+++ Supplied entries +++

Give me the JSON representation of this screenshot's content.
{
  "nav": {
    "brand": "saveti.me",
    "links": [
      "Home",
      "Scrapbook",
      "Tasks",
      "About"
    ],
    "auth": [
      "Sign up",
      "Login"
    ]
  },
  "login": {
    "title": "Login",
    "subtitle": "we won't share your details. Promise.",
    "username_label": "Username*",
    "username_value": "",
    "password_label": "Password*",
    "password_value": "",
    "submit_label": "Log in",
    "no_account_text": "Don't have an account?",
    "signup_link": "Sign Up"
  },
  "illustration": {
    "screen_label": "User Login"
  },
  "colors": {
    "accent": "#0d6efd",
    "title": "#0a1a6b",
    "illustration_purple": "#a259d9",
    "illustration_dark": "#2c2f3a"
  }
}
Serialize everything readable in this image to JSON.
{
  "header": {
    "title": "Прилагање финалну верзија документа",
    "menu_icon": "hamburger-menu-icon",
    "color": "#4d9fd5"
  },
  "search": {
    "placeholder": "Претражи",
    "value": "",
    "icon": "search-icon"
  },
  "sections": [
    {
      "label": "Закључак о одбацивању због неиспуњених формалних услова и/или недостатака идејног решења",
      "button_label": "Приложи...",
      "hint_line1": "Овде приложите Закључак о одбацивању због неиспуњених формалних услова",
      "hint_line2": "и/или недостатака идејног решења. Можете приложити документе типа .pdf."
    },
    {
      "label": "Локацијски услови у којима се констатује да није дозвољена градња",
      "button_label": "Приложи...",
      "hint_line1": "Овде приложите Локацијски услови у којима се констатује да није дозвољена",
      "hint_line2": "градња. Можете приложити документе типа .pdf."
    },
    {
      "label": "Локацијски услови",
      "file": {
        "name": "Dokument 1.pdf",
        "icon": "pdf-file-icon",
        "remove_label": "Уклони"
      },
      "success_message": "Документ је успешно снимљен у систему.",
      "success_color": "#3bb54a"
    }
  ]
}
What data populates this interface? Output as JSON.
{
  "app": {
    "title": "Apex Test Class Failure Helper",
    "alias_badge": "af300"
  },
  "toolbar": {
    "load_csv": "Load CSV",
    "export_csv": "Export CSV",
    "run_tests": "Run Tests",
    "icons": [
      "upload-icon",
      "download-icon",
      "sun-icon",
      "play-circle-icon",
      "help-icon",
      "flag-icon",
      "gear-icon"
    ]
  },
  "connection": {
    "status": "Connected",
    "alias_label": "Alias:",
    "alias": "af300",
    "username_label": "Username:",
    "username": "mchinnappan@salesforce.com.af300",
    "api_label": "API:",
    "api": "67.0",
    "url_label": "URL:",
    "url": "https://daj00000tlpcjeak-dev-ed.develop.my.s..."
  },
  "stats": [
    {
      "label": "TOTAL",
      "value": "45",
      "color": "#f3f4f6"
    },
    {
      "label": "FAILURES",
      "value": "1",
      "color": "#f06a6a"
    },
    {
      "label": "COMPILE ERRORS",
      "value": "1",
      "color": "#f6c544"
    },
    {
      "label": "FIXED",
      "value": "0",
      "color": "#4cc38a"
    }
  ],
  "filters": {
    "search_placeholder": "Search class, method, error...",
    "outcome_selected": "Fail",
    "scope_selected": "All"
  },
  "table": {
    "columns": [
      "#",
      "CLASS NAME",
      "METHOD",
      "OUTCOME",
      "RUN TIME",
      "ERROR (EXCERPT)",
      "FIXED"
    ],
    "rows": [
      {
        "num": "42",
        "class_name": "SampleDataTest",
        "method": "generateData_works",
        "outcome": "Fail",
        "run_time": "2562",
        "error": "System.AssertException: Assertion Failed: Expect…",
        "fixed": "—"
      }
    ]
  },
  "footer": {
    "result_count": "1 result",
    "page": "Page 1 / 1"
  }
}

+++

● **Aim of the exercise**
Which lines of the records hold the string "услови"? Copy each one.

● **Solution below**
      "label": "Локацијски услови у којима се констатује да није дозвољена градња",
      "hint_line1": "Овде приложите Локацијски услови у којима се констатује да није дозвољена",
      "label": "Локацијски услови",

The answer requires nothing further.